Figure 1. Diagram to show a selection of the shell pattern polymorphisms of Cepaea nemoralis. A. Dark pink, unbanded. B. Bright pink, unbanded. C. Pale pink, unbanded. D. Dark yellow, unbanded. e. Dark yellow, 5-banded (12345). F. Dark yellow, 5-banded (spread bands). G. Faint pink, with fused bands. H. Dark Yellow, with fused bands. I. Dark yellow, 3-banded (00345). J. Yellow-white, 5-banded (12345). K. Pale yellow, 5-banded (12345). L. Pale yellow, punctate bands. M. Pale yellow, faint bands. N. Dark yellow, mid-banded (00300). o . Pink, mid-banded (00300).
Figure 2. Map to show areas in which populations containing white-lipped individuals are found (circled). The approximate distribution of Cepaea nemoralis is indicated by shading. Insert shows the lip colour polymorphism of C. nemoralis (left: white-lip; middle: pale brown-lip; right: dark-lip).
Figure 3. Map to show the extent of the ice sheet and permafrost in Europe during the Last Glacial Maximum (~18,000 years ago). The grey area represents the ice sheet; sea ice is indicated by the hatched area; the dotted line shows the extent of the permafrost (adapted from Hewitt, 1999).

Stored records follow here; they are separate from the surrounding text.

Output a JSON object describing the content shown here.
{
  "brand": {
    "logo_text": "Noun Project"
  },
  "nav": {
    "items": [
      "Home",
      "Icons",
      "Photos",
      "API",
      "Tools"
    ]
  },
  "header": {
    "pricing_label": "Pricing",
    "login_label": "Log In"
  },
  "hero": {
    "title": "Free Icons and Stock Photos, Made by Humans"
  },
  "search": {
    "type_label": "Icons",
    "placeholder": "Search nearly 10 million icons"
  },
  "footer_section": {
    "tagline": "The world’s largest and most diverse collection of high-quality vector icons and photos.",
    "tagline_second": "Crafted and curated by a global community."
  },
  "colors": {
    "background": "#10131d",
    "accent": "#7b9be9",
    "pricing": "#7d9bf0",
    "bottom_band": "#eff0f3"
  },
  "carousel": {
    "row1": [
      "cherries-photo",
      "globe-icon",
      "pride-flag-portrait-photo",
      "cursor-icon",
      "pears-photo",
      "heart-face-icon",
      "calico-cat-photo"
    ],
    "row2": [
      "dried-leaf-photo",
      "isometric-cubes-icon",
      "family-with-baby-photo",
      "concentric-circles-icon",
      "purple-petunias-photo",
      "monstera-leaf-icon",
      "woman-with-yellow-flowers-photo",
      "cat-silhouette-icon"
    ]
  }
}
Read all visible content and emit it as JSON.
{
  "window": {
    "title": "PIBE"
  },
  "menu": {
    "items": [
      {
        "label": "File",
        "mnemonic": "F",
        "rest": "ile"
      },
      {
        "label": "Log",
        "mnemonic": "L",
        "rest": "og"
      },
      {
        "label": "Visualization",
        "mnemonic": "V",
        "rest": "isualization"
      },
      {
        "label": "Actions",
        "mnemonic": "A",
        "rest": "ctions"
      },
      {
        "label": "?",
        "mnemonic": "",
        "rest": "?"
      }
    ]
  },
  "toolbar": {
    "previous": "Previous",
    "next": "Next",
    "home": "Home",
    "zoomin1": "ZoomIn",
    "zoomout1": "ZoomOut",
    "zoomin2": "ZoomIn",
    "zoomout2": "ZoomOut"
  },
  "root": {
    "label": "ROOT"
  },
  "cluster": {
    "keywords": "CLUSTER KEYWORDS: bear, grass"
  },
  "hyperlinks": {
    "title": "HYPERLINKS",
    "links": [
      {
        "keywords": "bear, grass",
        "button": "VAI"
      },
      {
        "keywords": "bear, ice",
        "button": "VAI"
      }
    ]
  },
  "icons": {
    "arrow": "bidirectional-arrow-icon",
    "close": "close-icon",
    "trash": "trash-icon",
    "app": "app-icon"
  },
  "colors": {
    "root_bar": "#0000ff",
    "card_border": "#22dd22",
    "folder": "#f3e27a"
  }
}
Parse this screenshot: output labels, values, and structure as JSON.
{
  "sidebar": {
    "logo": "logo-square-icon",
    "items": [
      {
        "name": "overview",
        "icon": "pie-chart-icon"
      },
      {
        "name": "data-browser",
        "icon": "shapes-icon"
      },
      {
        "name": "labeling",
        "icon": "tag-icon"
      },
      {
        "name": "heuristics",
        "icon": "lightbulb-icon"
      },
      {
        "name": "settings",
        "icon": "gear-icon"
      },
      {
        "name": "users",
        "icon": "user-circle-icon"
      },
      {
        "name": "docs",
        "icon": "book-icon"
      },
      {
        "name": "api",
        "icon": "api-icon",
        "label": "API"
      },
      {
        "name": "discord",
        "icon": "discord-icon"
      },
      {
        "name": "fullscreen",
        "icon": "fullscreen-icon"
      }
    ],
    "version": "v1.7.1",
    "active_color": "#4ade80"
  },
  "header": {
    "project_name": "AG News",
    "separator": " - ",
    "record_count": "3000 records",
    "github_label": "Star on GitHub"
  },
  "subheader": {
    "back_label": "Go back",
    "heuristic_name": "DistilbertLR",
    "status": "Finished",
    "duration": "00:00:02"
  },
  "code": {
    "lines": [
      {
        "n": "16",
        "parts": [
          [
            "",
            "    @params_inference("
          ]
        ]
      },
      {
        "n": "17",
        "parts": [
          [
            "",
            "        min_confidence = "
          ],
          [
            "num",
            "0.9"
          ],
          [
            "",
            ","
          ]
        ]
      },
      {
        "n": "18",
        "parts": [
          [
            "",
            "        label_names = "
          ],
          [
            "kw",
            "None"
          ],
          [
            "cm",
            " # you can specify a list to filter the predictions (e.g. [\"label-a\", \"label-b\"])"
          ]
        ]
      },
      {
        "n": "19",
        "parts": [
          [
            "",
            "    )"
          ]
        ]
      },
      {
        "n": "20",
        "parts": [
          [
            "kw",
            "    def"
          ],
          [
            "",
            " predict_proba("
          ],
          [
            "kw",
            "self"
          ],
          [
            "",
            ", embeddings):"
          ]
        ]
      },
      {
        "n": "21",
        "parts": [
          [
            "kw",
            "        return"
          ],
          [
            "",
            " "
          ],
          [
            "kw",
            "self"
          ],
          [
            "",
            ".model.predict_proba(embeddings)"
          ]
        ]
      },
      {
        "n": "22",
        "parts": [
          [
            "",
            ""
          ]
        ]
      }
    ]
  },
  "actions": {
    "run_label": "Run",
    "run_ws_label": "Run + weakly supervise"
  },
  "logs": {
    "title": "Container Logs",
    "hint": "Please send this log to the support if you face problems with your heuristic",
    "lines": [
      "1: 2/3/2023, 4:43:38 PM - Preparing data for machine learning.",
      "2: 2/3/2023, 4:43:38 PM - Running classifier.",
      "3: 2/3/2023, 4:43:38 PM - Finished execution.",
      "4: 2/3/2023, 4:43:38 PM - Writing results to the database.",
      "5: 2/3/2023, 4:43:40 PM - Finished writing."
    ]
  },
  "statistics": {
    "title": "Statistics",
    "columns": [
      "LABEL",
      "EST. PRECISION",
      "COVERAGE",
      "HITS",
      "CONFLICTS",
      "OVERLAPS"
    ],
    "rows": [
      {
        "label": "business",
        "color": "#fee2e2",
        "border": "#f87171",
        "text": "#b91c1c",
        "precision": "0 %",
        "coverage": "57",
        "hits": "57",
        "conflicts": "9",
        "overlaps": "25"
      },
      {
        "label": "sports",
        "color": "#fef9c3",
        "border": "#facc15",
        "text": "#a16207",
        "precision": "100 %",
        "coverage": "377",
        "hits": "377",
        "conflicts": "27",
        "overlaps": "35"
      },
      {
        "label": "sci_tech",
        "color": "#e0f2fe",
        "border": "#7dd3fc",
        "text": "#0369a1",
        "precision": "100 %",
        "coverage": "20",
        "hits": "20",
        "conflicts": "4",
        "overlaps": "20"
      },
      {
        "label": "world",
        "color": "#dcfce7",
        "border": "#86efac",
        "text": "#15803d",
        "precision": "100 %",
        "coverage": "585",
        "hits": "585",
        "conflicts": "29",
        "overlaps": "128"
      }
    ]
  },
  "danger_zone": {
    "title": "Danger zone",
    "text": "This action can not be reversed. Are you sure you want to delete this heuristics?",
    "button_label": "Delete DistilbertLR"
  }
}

Figure 4. Map to show the field trip collection sites (white circles; black circles represent sampling sites from Thomaz et al, 1996). The distribution of Cepaea nemoralis is indicated by shading.